● Supplied entries:

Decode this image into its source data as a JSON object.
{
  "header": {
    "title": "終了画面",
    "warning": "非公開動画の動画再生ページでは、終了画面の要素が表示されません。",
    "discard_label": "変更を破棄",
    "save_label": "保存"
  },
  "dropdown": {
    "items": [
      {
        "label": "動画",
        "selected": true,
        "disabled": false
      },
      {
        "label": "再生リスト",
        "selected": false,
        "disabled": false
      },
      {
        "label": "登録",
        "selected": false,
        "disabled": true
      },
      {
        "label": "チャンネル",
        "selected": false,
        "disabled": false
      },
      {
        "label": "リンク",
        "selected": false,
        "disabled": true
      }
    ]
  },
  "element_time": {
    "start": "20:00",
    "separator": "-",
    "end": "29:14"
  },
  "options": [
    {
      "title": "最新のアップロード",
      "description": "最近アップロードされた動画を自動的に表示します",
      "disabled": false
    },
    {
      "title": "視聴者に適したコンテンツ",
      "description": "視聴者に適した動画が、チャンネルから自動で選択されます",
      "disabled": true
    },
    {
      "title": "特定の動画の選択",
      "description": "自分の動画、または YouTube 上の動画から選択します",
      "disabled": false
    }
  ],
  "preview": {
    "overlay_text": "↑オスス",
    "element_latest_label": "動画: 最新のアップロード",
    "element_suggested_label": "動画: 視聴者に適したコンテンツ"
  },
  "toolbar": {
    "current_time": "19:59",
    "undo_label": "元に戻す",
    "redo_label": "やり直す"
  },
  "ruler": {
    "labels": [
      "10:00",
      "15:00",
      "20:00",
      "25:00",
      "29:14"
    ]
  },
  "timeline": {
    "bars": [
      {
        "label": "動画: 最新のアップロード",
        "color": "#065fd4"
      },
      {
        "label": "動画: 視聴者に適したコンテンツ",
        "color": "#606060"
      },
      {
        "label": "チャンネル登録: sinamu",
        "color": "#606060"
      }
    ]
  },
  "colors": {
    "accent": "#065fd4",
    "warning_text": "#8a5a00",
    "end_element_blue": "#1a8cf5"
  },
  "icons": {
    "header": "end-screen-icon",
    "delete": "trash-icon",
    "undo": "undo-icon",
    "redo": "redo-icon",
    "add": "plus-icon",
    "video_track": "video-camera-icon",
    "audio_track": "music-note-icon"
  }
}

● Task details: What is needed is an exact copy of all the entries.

● Answer to this problem:
Decode this image into its source data as a JSON object.
{
  "header": {
    "title": "終了画面",
    "warning": "非公開動画の動画再生ページでは、終了画面の要素が表示されません。",
    "discard_label": "変更を破棄",
    "save_label": "保存"
  },
  "dropdown": {
    "items": [
      {
        "label": "動画",
        "selected": true,
        "disabled": false
      },
      {
        "label": "再生リスト",
        "selected": false,
        "disabled": false
      },
      {
        "label": "登録",
        "selected": false,
        "disabled": true
      },
      {
        "label": "チャンネル",
        "selected": false,
        "disabled": false
      },
      {
        "label": "リンク",
        "selected": false,
        "disabled": true
      }
    ]
  },
  "element_time": {
    "start": "20:00",
    "separator": "-",
    "end": "29:14"
  },
  "options": [
    {
      "title": "最新のアップロード",
      "description": "最近アップロードされた動画を自動的に表示します",
      "disabled": false
    },
    {
      "title": "視聴者に適したコンテンツ",
      "description": "視聴者に適した動画が、チャンネルから自動で選択されます",
      "disabled": true
    },
    {
      "title": "特定の動画の選択",
      "description": "自分の動画、または YouTube 上の動画から選択します",
      "disabled": false
    }
  ],
  "preview": {
    "overlay_text": "↑オスス",
    "element_latest_label": "動画: 最新のアップロード",
    "element_suggested_label": "動画: 視聴者に適したコンテンツ"
  },
  "toolbar": {
    "current_time": "19:59",
    "undo_label": "元に戻す",
    "redo_label": "やり直す"
  },
  "ruler": {
    "labels": [
      "10:00",
      "15:00",
      "20:00",
      "25:00",
      "29:14"
    ]
  },
  "timeline": {
    "bars": [
      {
        "label": "動画: 最新のアップロード",
        "color": "#065fd4"
      },
      {
        "label": "動画: 視聴者に適したコンテンツ",
        "color": "#606060"
      },
      {
        "label": "チャンネル登録: sinamu",
        "color": "#606060"
      }
    ]
  },
  "colors": {
    "accent": "#065fd4",
    "warning_text": "#8a5a00",
    "end_element_blue": "#1a8cf5"
  },
  "icons": {
    "header": "end-screen-icon",
    "delete": "trash-icon",
    "undo": "undo-icon",
    "redo": "redo-icon",
    "add": "plus-icon",
    "video_track": "video-camera-icon",
    "audio_track": "music-note-icon"
  }
}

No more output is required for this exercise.